- YOUR GOAL
Please show every line in the entries below that includes the word "name".

---+---

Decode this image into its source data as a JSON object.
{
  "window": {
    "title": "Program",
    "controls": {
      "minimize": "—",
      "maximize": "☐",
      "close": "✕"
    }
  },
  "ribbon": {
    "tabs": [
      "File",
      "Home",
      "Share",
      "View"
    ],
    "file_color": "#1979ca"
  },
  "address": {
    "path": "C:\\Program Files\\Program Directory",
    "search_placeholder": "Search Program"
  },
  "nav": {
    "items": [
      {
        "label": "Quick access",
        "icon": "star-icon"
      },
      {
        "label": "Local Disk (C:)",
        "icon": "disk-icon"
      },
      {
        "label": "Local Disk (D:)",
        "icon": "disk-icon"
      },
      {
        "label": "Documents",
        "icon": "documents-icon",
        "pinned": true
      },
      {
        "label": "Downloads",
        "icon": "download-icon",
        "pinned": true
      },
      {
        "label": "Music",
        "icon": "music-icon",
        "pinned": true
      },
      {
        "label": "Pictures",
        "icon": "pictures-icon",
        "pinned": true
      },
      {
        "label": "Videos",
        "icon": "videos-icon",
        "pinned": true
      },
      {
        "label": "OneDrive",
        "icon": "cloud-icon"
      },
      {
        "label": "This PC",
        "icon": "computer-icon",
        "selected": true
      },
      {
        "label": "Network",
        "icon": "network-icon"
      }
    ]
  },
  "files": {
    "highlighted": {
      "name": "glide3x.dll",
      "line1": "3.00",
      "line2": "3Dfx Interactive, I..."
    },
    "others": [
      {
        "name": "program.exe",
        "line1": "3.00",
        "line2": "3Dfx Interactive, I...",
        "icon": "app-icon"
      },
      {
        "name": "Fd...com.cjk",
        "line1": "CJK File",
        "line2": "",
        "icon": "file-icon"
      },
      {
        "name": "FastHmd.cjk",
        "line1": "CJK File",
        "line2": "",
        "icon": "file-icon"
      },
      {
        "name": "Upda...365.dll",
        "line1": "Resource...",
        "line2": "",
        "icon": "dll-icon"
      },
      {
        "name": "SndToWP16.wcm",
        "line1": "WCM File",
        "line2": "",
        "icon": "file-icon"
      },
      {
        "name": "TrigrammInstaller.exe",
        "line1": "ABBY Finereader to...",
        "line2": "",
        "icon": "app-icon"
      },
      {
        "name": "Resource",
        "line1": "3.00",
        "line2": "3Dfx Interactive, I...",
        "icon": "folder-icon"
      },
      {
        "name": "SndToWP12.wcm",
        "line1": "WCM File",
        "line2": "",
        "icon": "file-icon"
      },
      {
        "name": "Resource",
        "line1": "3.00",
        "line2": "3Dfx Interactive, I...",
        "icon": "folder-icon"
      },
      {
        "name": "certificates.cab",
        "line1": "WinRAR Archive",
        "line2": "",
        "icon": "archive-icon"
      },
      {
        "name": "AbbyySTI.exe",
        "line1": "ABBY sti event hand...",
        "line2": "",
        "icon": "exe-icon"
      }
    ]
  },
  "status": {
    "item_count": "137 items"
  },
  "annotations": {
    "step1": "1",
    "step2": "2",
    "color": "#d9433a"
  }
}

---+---

- TASK RESPONSE
      "name": "glide3x.dll",
        "name": "program.exe",
        "name": "Fd...com.cjk",
        "name": "FastHmd.cjk",
        "name": "Upda...365.dll",
        "name": "SndToWP16.wcm",
        "name": "TrigrammInstaller.exe",
        "name": "Resource",
        "name": "SndToWP12.wcm",
        "name": "Resource",
        "name": "certificates.cab",
        "name": "AbbyySTI.exe",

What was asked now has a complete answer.